What the task asks » Look below. Copy each line that has "progress" in it.

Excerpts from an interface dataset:
= = = =

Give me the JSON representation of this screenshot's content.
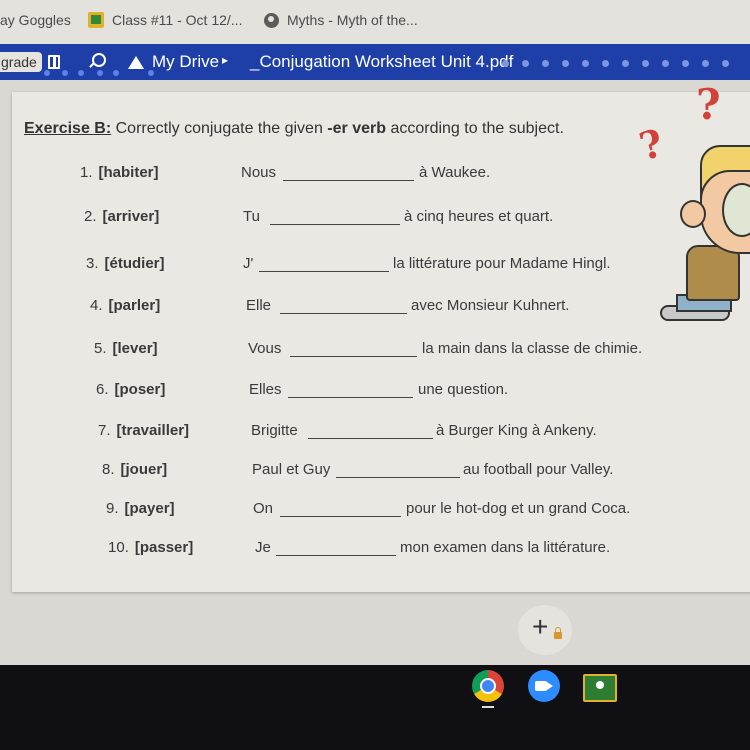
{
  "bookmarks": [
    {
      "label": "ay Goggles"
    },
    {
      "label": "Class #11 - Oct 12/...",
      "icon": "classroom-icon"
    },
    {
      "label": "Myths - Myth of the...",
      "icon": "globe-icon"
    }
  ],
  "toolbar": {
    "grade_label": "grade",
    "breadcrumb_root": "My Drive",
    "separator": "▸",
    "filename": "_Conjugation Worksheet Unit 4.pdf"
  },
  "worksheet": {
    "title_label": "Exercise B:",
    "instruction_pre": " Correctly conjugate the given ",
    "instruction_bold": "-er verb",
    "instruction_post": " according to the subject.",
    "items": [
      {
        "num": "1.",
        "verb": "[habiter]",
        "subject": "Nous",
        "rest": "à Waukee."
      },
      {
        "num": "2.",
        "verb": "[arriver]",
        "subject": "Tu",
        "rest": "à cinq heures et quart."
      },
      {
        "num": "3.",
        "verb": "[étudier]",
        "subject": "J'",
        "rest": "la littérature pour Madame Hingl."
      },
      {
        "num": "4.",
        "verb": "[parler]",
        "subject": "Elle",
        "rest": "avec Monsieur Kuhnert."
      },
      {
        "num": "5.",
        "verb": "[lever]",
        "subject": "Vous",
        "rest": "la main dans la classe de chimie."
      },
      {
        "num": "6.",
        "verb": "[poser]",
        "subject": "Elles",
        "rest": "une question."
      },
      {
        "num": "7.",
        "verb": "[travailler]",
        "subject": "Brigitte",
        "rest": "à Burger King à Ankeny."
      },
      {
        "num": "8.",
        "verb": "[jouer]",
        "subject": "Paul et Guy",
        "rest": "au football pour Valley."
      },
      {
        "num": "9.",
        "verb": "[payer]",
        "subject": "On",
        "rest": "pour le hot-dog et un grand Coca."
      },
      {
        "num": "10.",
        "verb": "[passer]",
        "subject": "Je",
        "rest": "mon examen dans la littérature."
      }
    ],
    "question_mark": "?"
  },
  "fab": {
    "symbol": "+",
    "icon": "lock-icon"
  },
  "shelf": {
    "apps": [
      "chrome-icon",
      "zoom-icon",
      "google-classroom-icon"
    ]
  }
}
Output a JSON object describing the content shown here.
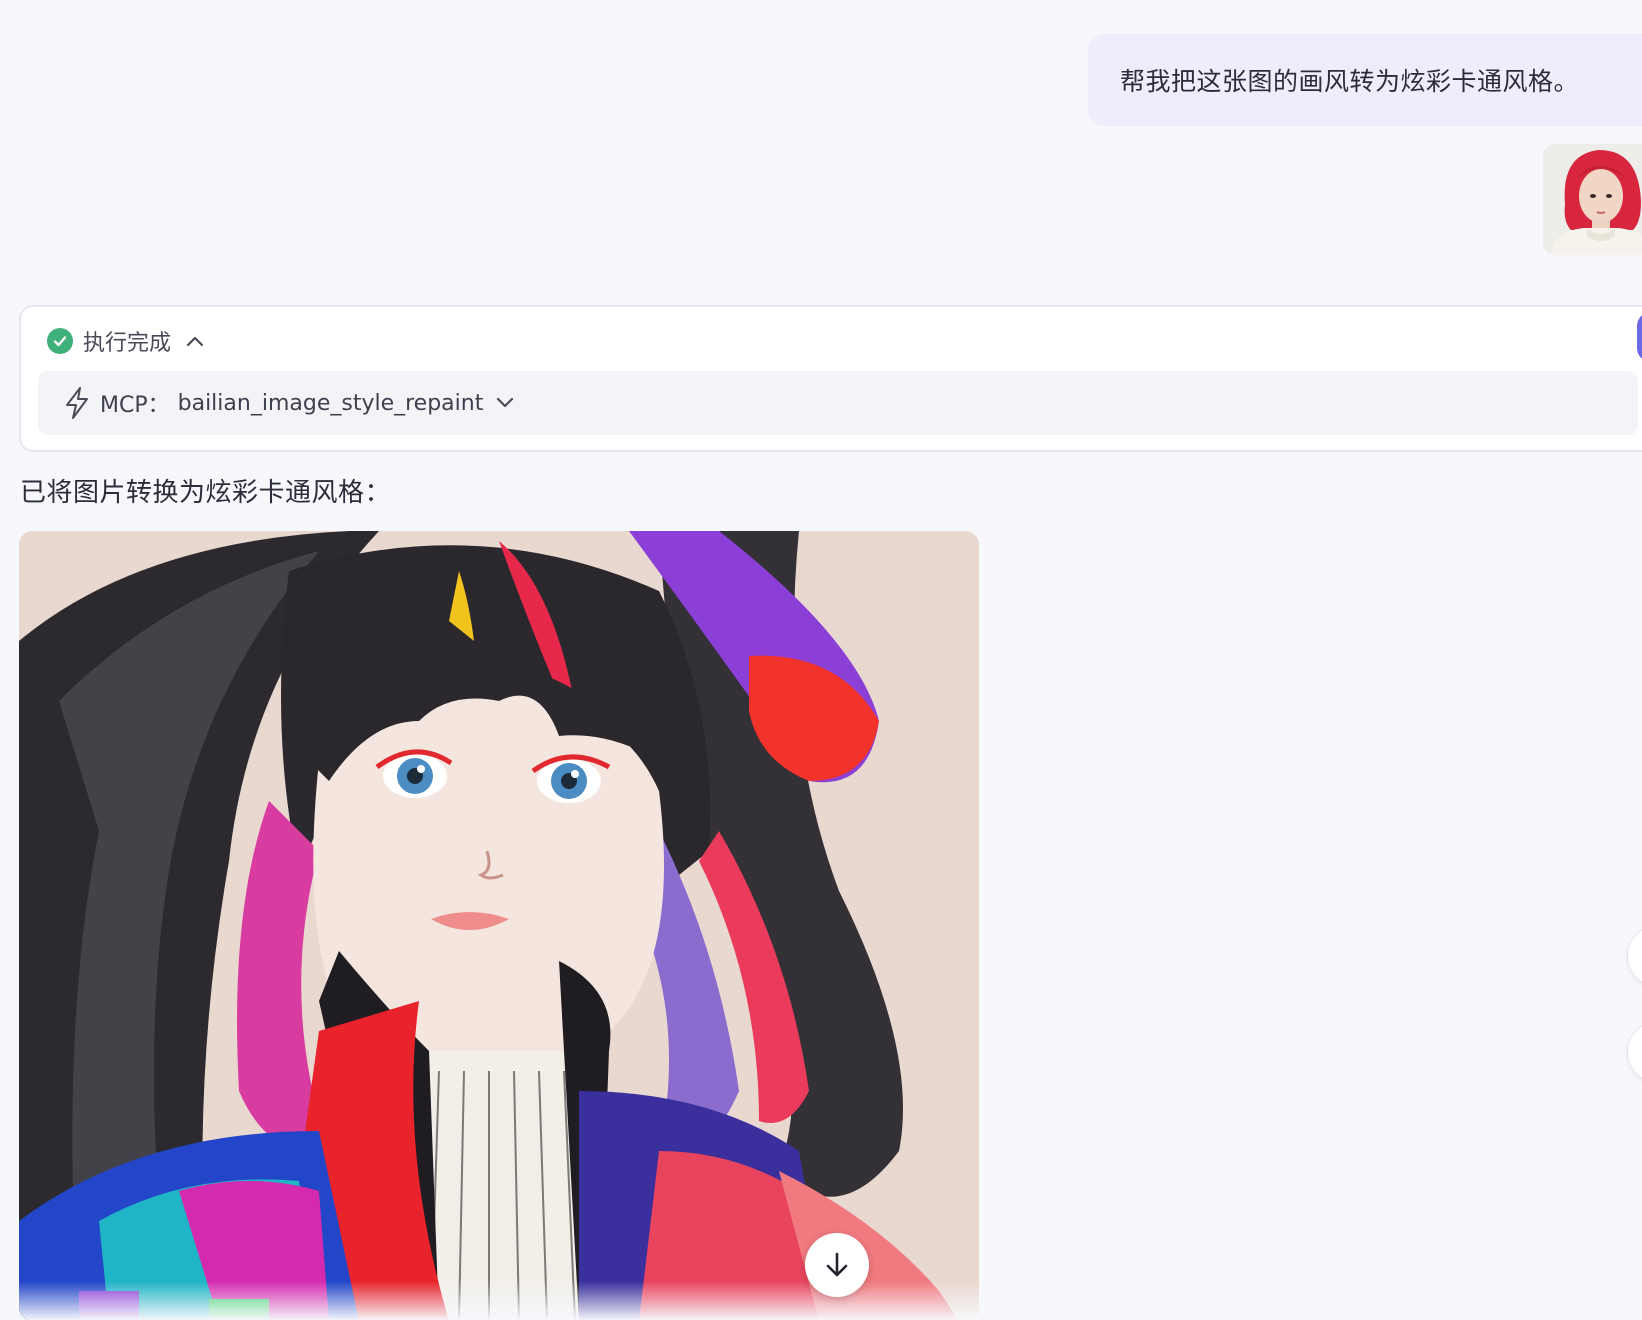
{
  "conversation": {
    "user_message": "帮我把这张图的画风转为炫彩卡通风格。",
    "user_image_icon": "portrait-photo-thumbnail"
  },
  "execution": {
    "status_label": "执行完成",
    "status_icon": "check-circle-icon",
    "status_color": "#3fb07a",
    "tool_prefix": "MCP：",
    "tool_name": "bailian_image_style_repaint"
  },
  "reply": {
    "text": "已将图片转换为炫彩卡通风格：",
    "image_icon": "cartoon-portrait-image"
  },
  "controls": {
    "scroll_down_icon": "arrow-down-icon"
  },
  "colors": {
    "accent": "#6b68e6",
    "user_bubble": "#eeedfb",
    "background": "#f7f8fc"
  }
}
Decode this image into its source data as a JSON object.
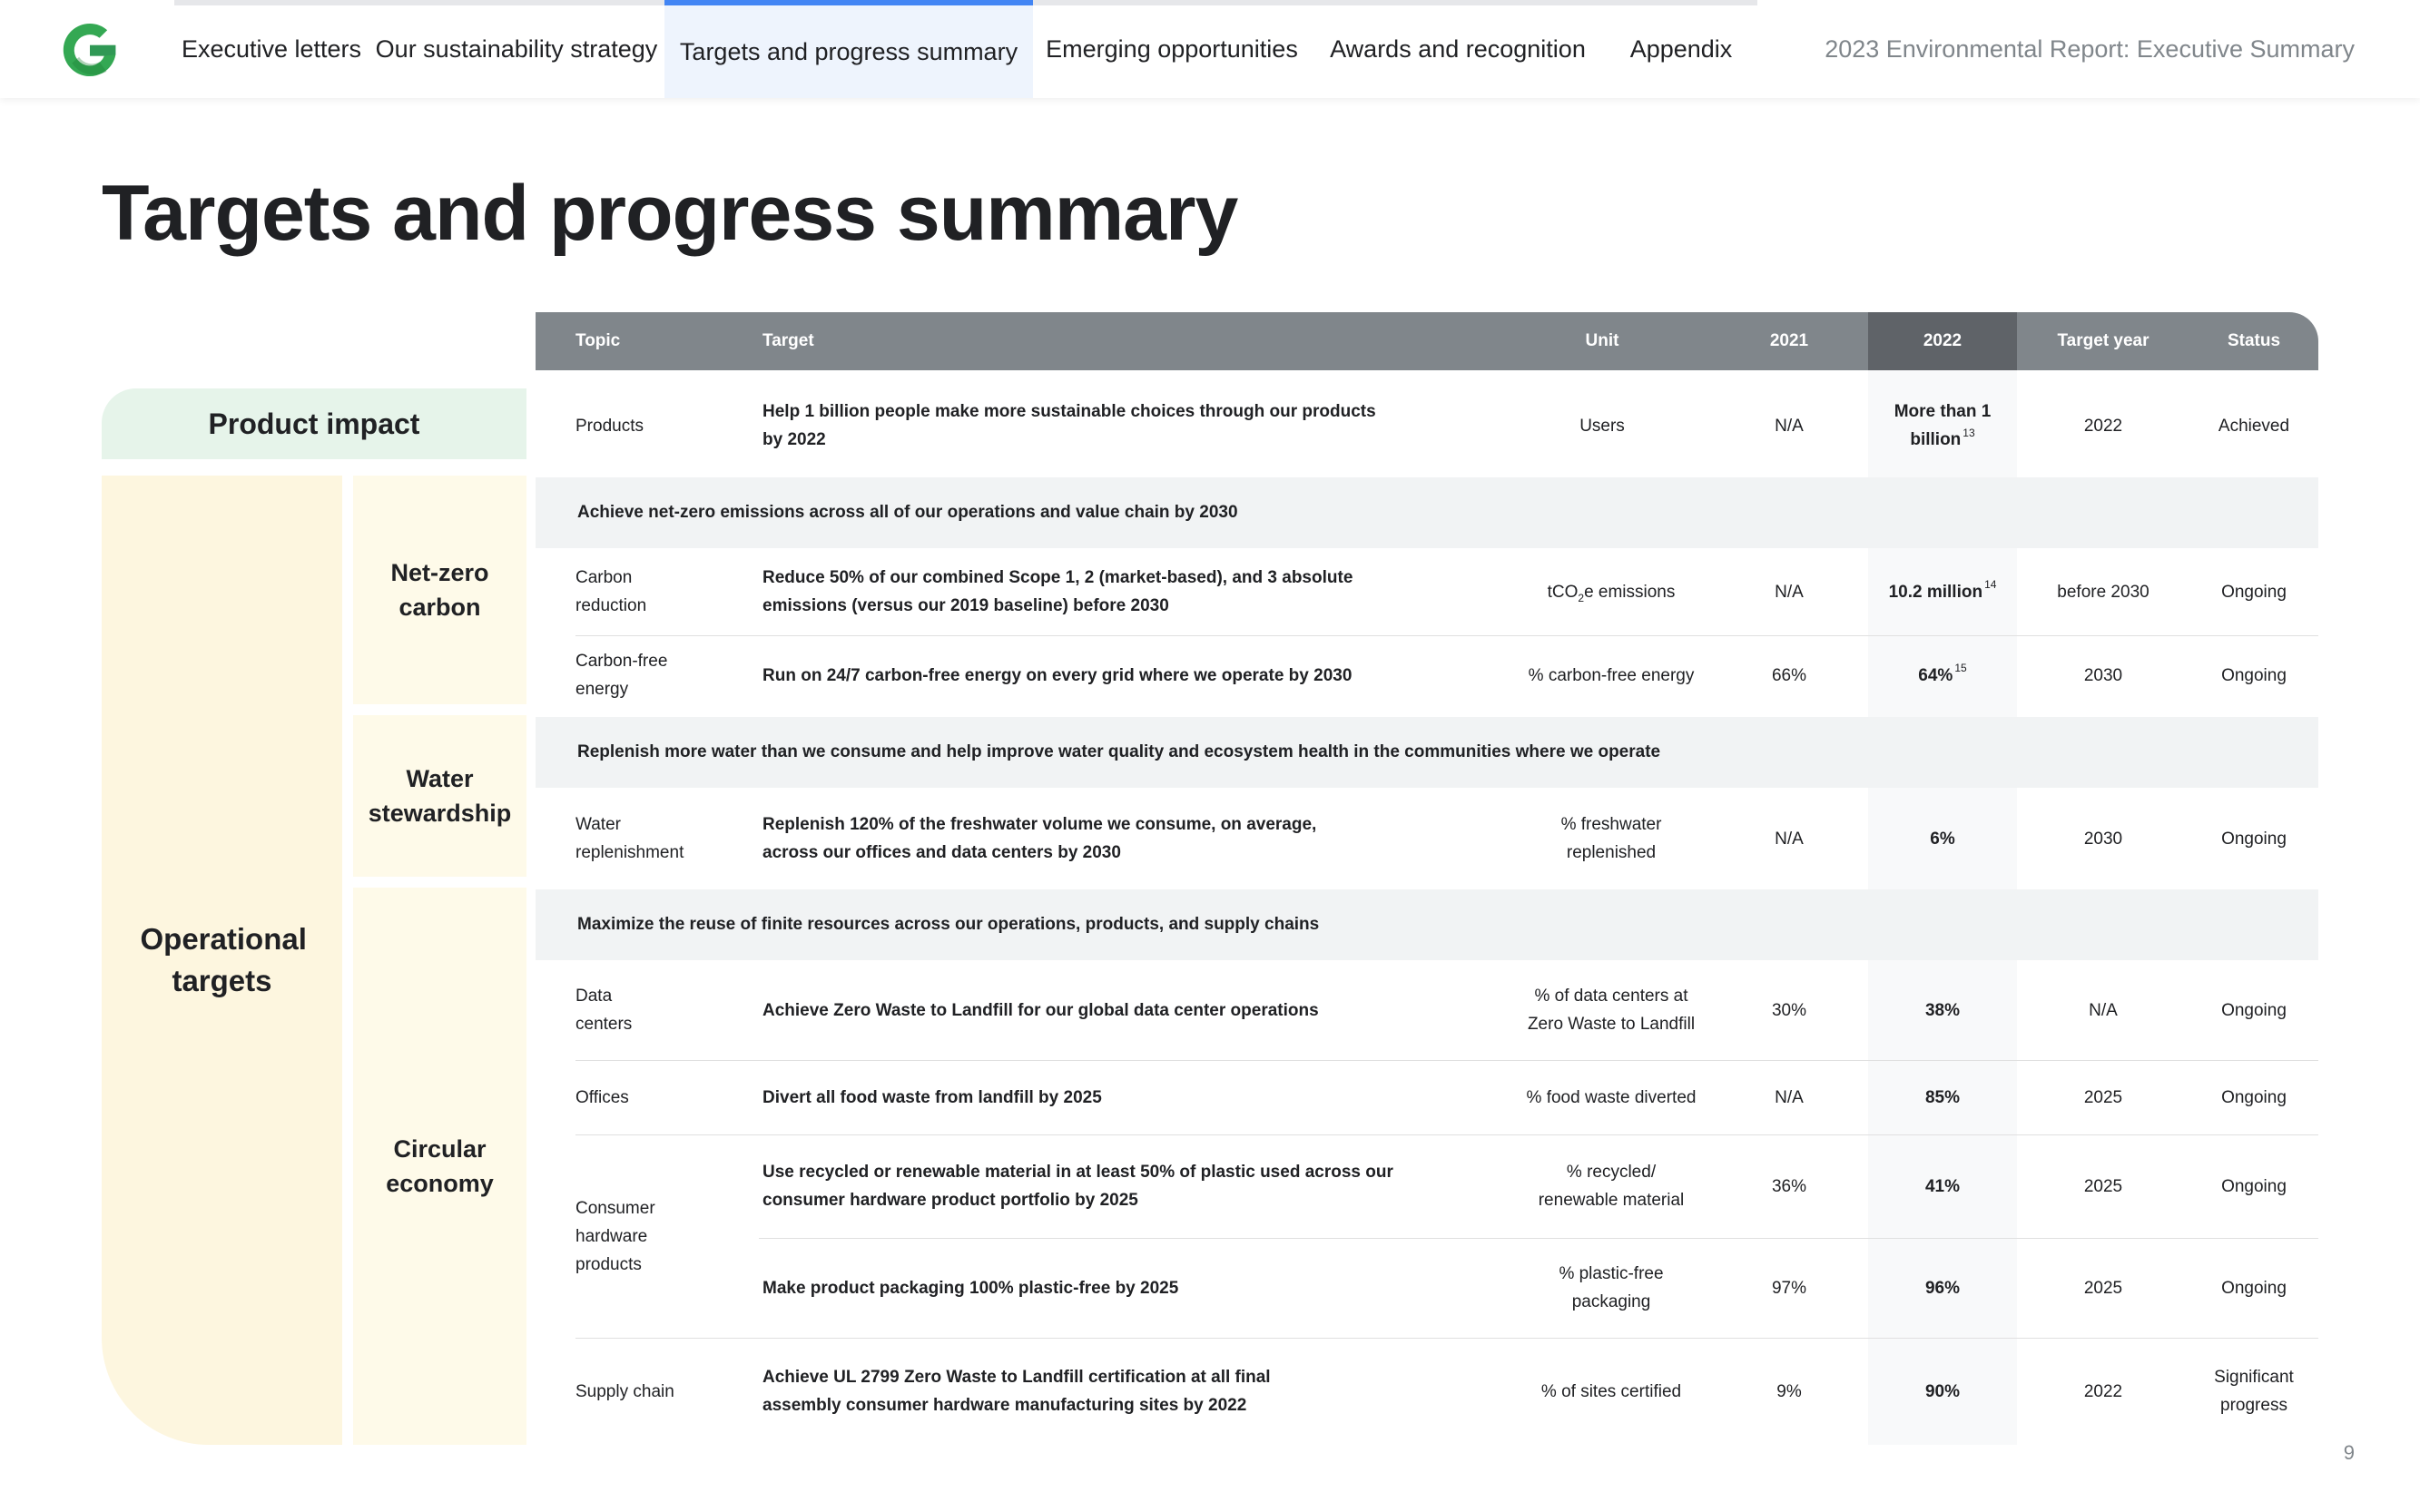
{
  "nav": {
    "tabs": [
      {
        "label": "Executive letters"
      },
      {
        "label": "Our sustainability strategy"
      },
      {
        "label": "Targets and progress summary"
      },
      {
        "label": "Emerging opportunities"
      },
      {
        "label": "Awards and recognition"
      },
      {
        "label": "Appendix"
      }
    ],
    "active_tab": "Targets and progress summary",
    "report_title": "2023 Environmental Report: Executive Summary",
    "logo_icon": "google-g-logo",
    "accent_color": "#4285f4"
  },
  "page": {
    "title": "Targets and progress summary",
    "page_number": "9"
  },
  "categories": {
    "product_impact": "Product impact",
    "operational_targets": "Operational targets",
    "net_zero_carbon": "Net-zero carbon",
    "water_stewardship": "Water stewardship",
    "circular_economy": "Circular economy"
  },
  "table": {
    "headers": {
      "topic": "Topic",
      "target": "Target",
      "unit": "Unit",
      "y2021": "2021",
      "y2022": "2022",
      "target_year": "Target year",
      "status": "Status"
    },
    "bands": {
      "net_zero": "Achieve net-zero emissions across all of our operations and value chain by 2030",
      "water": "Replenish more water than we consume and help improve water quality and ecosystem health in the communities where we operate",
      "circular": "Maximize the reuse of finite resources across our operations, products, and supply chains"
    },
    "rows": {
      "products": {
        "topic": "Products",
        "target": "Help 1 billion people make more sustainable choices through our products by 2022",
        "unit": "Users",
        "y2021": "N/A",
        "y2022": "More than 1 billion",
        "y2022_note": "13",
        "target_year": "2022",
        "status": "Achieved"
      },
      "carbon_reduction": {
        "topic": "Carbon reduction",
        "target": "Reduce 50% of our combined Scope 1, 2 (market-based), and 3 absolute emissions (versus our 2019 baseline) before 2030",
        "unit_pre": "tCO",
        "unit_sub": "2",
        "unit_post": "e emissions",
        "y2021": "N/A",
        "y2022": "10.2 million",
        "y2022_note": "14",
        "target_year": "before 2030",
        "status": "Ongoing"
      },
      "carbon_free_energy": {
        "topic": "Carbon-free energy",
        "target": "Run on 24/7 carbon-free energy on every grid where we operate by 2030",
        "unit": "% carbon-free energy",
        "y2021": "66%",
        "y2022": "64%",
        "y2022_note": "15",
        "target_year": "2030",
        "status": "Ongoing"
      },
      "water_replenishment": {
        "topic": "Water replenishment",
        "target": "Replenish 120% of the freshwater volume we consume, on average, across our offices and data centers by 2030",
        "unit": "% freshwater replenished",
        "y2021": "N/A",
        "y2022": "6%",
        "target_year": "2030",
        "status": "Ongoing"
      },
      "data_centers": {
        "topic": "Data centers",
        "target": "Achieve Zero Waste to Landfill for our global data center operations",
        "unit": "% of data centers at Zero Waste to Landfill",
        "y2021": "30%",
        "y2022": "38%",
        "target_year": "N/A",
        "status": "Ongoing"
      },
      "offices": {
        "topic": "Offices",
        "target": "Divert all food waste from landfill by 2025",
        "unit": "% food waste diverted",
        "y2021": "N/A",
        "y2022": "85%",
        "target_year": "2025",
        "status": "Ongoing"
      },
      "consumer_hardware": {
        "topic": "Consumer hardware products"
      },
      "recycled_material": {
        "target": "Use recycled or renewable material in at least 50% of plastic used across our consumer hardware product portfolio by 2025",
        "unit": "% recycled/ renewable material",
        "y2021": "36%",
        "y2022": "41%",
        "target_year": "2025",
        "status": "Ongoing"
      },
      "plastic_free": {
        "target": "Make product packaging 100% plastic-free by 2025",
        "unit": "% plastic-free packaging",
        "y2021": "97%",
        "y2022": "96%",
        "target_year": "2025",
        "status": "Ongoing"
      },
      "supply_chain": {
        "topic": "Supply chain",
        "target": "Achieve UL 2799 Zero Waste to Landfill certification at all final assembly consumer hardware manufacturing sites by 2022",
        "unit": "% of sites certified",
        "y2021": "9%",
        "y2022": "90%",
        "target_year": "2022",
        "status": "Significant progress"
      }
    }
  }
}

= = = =

Task output »
        "label": "Targets and progress summary"
    "active_tab": "Targets and progress summary",
    "title": "Targets and progress summary",
        "status": "Significant progress"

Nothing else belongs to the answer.